Web page and app entries:
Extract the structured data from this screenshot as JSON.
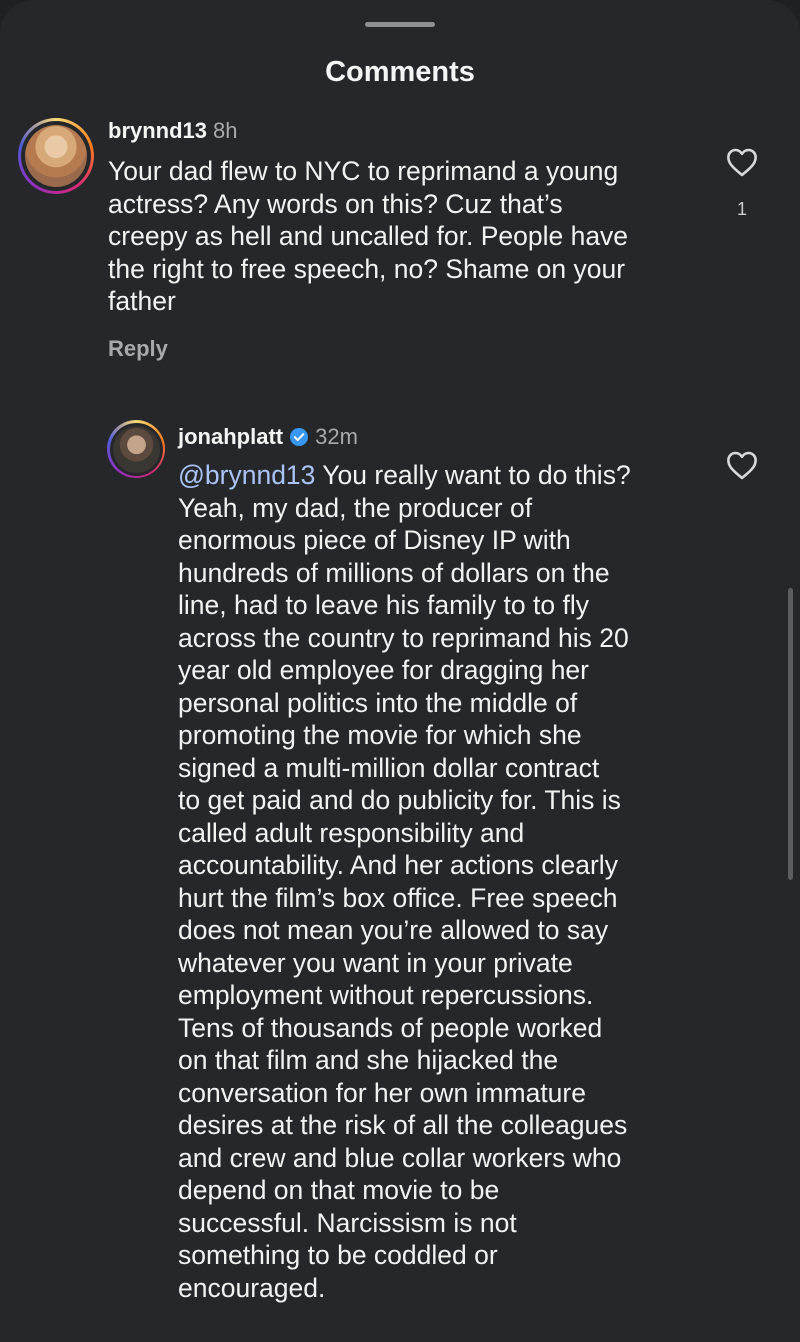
{
  "sheet": {
    "title": "Comments"
  },
  "comments": [
    {
      "username": "brynnd13",
      "time": "8h",
      "text_lines": [
        "Your dad flew to NYC to reprimand a young",
        "actress? Any words on this? Cuz that’s",
        "creepy as hell and uncalled for. People have",
        "the right to free speech, no? Shame on your",
        "father"
      ],
      "reply_label": "Reply",
      "like_count": "1",
      "avatar_icon": "profile-photo"
    },
    {
      "username": "jonahplatt",
      "verified": true,
      "time": "32m",
      "mention": "@brynnd13",
      "text_first_line_rest": " You really want to do this?",
      "text_lines": [
        "Yeah, my dad, the producer of",
        "enormous piece of Disney IP with",
        "hundreds of millions of dollars on the",
        "line, had to leave his family to to fly",
        "across the country to reprimand his 20",
        "year old employee for dragging her",
        "personal politics into the middle of",
        "promoting the movie for which she",
        "signed a multi-million dollar contract",
        "to get paid and do publicity for. This is",
        "called adult responsibility and",
        "accountability. And her actions clearly",
        "hurt the film’s box office. Free speech",
        "does not mean you’re allowed to say",
        "whatever you want in your private",
        "employment without repercussions.",
        "Tens of thousands of people worked",
        "on that film and she hijacked the",
        "conversation for her own immature",
        "desires at the risk of all the colleagues",
        "and crew and blue collar workers who",
        "depend on that movie to be",
        "successful. Narcissism is not",
        "something to be coddled or",
        "encouraged."
      ],
      "avatar_icon": "profile-photo"
    }
  ],
  "icons": {
    "like": "heart-outline-icon",
    "verified": "verified-badge-icon"
  },
  "colors": {
    "background": "#26272b",
    "mention": "#a9c4f5",
    "verified": "#3897f0",
    "secondary_text": "#a8a9ad"
  }
}
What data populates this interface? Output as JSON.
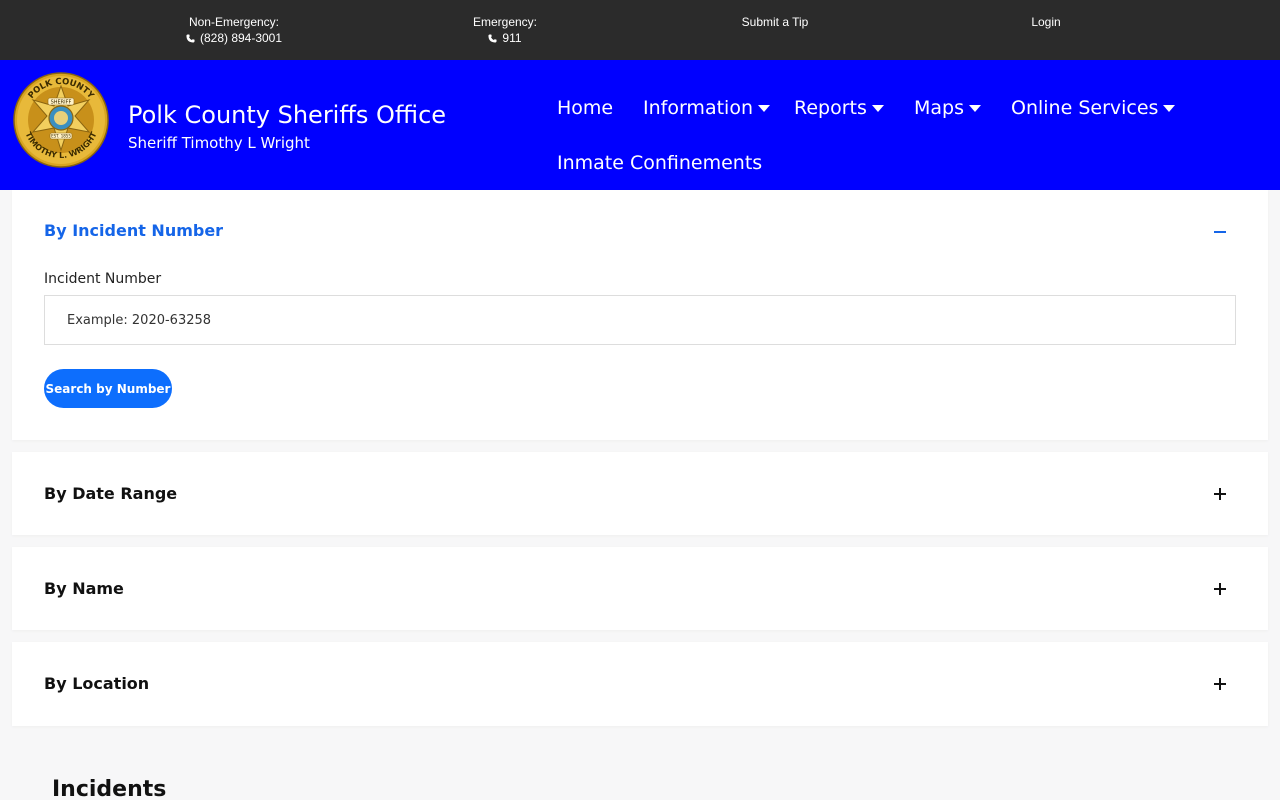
{
  "topbar": {
    "non_emergency_label": "Non-Emergency:",
    "non_emergency_phone": "(828) 894-3001",
    "emergency_label": "Emergency:",
    "emergency_phone": "911",
    "submit_tip": "Submit a Tip",
    "login": "Login"
  },
  "header": {
    "title": "Polk County Sheriffs Office",
    "subtitle": "Sheriff Timothy L Wright",
    "badge_text_top": "POLK COUNTY",
    "badge_text_bottom": "TIMOTHY L. WRIGHT",
    "badge_center": "SHERIFF",
    "badge_est": "EST. 1855",
    "nav": {
      "home": "Home",
      "information": "Information",
      "reports": "Reports",
      "maps": "Maps",
      "online_services": "Online Services",
      "inmate": "Inmate Confinements"
    }
  },
  "search": {
    "by_number": {
      "title": "By Incident Number",
      "field_label": "Incident Number",
      "placeholder": "Example: 2020-63258",
      "button": "Search by Number"
    },
    "by_date": {
      "title": "By Date Range"
    },
    "by_name": {
      "title": "By Name"
    },
    "by_location": {
      "title": "By Location"
    }
  },
  "incidents": {
    "heading": "Incidents"
  },
  "colors": {
    "topbar_bg": "#2b2b2b",
    "header_bg": "#0000ff",
    "accent": "#1565e8",
    "button": "#0d6efd"
  },
  "icons": {
    "phone": "phone-icon",
    "collapse": "minus-icon",
    "expand": "plus-icon",
    "dropdown": "caret-down-icon"
  }
}
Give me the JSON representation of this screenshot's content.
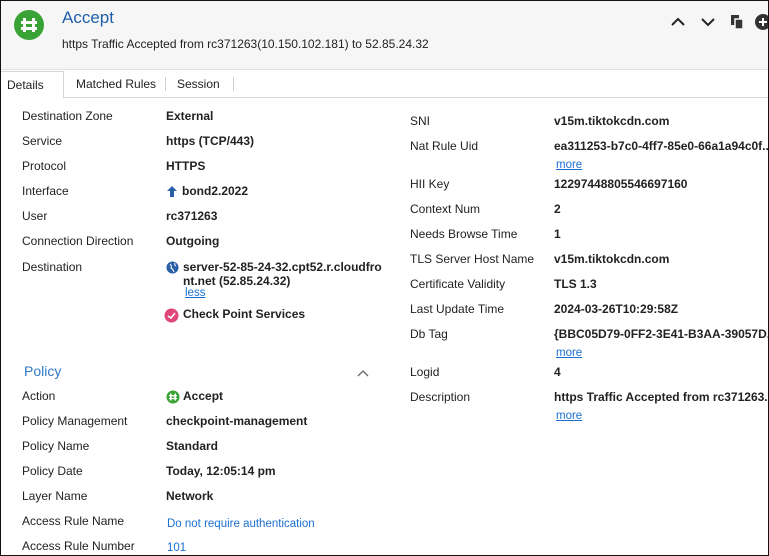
{
  "header": {
    "title": "Accept",
    "subtitle": "https Traffic Accepted from rc371263(10.150.102.181) to 52.85.24.32",
    "icons": [
      "accept-icon",
      "chevron-up-icon",
      "chevron-down-icon",
      "copy-icon",
      "more-icon"
    ]
  },
  "tabs": [
    {
      "label": "Details",
      "active": true
    },
    {
      "label": "Matched Rules",
      "active": false
    },
    {
      "label": "Session",
      "active": false
    }
  ],
  "left": {
    "rows": [
      {
        "label": "Destination Zone",
        "value": "External"
      },
      {
        "label": "Service",
        "value": "https (TCP/443)"
      },
      {
        "label": "Protocol",
        "value": "HTTPS"
      },
      {
        "label": "Interface",
        "value": "bond2.2022"
      },
      {
        "label": "User",
        "value": "rc371263"
      },
      {
        "label": "Connection Direction",
        "value": "Outgoing"
      }
    ],
    "destination": {
      "label": "Destination",
      "host_line1": "server-52-85-24-32.cpt52.r.cloudfro",
      "host_line2": "nt.net (52.85.24.32)",
      "less": "less",
      "service": "Check Point Services"
    }
  },
  "policy": {
    "title": "Policy",
    "rows": [
      {
        "label": "Action",
        "value": "Accept"
      },
      {
        "label": "Policy Management",
        "value": "checkpoint-management"
      },
      {
        "label": "Policy Name",
        "value": "Standard"
      },
      {
        "label": "Policy Date",
        "value": "Today, 12:05:14 pm"
      },
      {
        "label": "Layer Name",
        "value": "Network"
      },
      {
        "label": "Access Rule Name",
        "value": "Do not require authentication"
      },
      {
        "label": "Access Rule Number",
        "value": "101"
      }
    ]
  },
  "right": {
    "rows": [
      {
        "label": "SNI",
        "value": "v15m.tiktokcdn.com"
      },
      {
        "label": "Nat Rule Uid",
        "value": "ea311253-b7c0-4ff7-85e0-66a1a94c0f...",
        "more": "more"
      },
      {
        "label": "HII Key",
        "value": "12297448805546697160"
      },
      {
        "label": "Context Num",
        "value": "2"
      },
      {
        "label": "Needs Browse Time",
        "value": "1"
      },
      {
        "label": "TLS Server Host Name",
        "value": "v15m.tiktokcdn.com"
      },
      {
        "label": "Certificate Validity",
        "value": "TLS 1.3"
      },
      {
        "label": "Last Update Time",
        "value": "2024-03-26T10:29:58Z"
      },
      {
        "label": "Db Tag",
        "value": "{BBC05D79-0FF2-3E41-B3AA-39057D...",
        "more": "more"
      },
      {
        "label": "Logid",
        "value": "4"
      },
      {
        "label": "Description",
        "value": "https Traffic Accepted from rc371263...",
        "more": "more"
      }
    ]
  },
  "colors": {
    "accent": "#1f5fa8",
    "link": "#1a6fd1",
    "accept_green": "#3aa335",
    "section_blue": "#2f78c4"
  }
}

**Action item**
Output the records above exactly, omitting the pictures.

**Response to this exercise**
Extract the structured data from this screenshot as JSON.
{
  "sheet": {
    "title": "Comments"
  },
  "comments": [
    {
      "username": "brynnd13",
      "time": "8h",
      "text_lines": [
        "Your dad flew to NYC to reprimand a young",
        "actress? Any words on this? Cuz that’s",
        "creepy as hell and uncalled for. People have",
        "the right to free speech, no? Shame on your",
        "father"
      ],
      "reply_label": "Reply",
      "like_count": "1",
      "avatar_icon": "profile-photo"
    },
    {
      "username": "jonahplatt",
      "verified": true,
      "time": "32m",
      "mention": "@brynnd13",
      "text_first_line_rest": " You really want to do this?",
      "text_lines": [
        "Yeah, my dad, the producer of",
        "enormous piece of Disney IP with",
        "hundreds of millions of dollars on the",
        "line, had to leave his family to to fly",
        "across the country to reprimand his 20",
        "year old employee for dragging her",
        "personal politics into the middle of",
        "promoting the movie for which she",
        "signed a multi-million dollar contract",
        "to get paid and do publicity for. This is",
        "called adult responsibility and",
        "accountability. And her actions clearly",
        "hurt the film’s box office. Free speech",
        "does not mean you’re allowed to say",
        "whatever you want in your private",
        "employment without repercussions.",
        "Tens of thousands of people worked",
        "on that film and she hijacked the",
        "conversation for her own immature",
        "desires at the risk of all the colleagues",
        "and crew and blue collar workers who",
        "depend on that movie to be",
        "successful. Narcissism is not",
        "something to be coddled or",
        "encouraged."
      ],
      "avatar_icon": "profile-photo"
    }
  ],
  "icons": {
    "like": "heart-outline-icon",
    "verified": "verified-badge-icon"
  },
  "colors": {
    "background": "#26272b",
    "mention": "#a9c4f5",
    "verified": "#3897f0",
    "secondary_text": "#a8a9ad"
  }
}
What data populates this interface? Output as JSON.
{
  "topbar": {
    "non_emergency_label": "Non-Emergency:",
    "non_emergency_phone": "(828) 894-3001",
    "emergency_label": "Emergency:",
    "emergency_phone": "911",
    "submit_tip": "Submit a Tip",
    "login": "Login"
  },
  "header": {
    "title": "Polk County Sheriffs Office",
    "subtitle": "Sheriff Timothy L Wright",
    "badge_text_top": "POLK COUNTY",
    "badge_text_bottom": "TIMOTHY L. WRIGHT",
    "badge_center": "SHERIFF",
    "badge_est": "EST. 1855",
    "nav": {
      "home": "Home",
      "information": "Information",
      "reports": "Reports",
      "maps": "Maps",
      "online_services": "Online Services",
      "inmate": "Inmate Confinements"
    }
  },
  "search": {
    "by_number": {
      "title": "By Incident Number",
      "field_label": "Incident Number",
      "placeholder": "Example: 2020-63258",
      "button": "Search by Number"
    },
    "by_date": {
      "title": "By Date Range"
    },
    "by_name": {
      "title": "By Name"
    },
    "by_location": {
      "title": "By Location"
    }
  },
  "incidents": {
    "heading": "Incidents"
  },
  "colors": {
    "topbar_bg": "#2b2b2b",
    "header_bg": "#0000ff",
    "accent": "#1565e8",
    "button": "#0d6efd"
  },
  "icons": {
    "phone": "phone-icon",
    "collapse": "minus-icon",
    "expand": "plus-icon",
    "dropdown": "caret-down-icon"
  }
}
Give me the JSON representation of this screenshot's content.
{
  "header": {
    "title": "Accept",
    "subtitle": "https Traffic Accepted from rc371263(10.150.102.181) to 52.85.24.32",
    "icons": [
      "accept-icon",
      "chevron-up-icon",
      "chevron-down-icon",
      "copy-icon",
      "more-icon"
    ]
  },
  "tabs": [
    {
      "label": "Details",
      "active": true
    },
    {
      "label": "Matched Rules",
      "active": false
    },
    {
      "label": "Session",
      "active": false
    }
  ],
  "left": {
    "rows": [
      {
        "label": "Destination Zone",
        "value": "External"
      },
      {
        "label": "Service",
        "value": "https (TCP/443)"
      },
      {
        "label": "Protocol",
        "value": "HTTPS"
      },
      {
        "label": "Interface",
        "value": "bond2.2022"
      },
      {
        "label": "User",
        "value": "rc371263"
      },
      {
        "label": "Connection Direction",
        "value": "Outgoing"
      }
    ],
    "destination": {
      "label": "Destination",
      "host_line1": "server-52-85-24-32.cpt52.r.cloudfro",
      "host_line2": "nt.net (52.85.24.32)",
      "less": "less",
      "service": "Check Point Services"
    }
  },
  "policy": {
    "title": "Policy",
    "rows": [
      {
        "label": "Action",
        "value": "Accept"
      },
      {
        "label": "Policy Management",
        "value": "checkpoint-management"
      },
      {
        "label": "Policy Name",
        "value": "Standard"
      },
      {
        "label": "Policy Date",
        "value": "Today, 12:05:14 pm"
      },
      {
        "label": "Layer Name",
        "value": "Network"
      },
      {
        "label": "Access Rule Name",
        "value": "Do not require authentication"
      },
      {
        "label": "Access Rule Number",
        "value": "101"
      }
    ]
  },
  "right": {
    "rows": [
      {
        "label": "SNI",
        "value": "v15m.tiktokcdn.com"
      },
      {
        "label": "Nat Rule Uid",
        "value": "ea311253-b7c0-4ff7-85e0-66a1a94c0f...",
        "more": "more"
      },
      {
        "label": "HII Key",
        "value": "12297448805546697160"
      },
      {
        "label": "Context Num",
        "value": "2"
      },
      {
        "label": "Needs Browse Time",
        "value": "1"
      },
      {
        "label": "TLS Server Host Name",
        "value": "v15m.tiktokcdn.com"
      },
      {
        "label": "Certificate Validity",
        "value": "TLS 1.3"
      },
      {
        "label": "Last Update Time",
        "value": "2024-03-26T10:29:58Z"
      },
      {
        "label": "Db Tag",
        "value": "{BBC05D79-0FF2-3E41-B3AA-39057D...",
        "more": "more"
      },
      {
        "label": "Logid",
        "value": "4"
      },
      {
        "label": "Description",
        "value": "https Traffic Accepted from rc371263...",
        "more": "more"
      }
    ]
  },
  "colors": {
    "accent": "#1f5fa8",
    "link": "#1a6fd1",
    "accept_green": "#3aa335",
    "section_blue": "#2f78c4"
  }
}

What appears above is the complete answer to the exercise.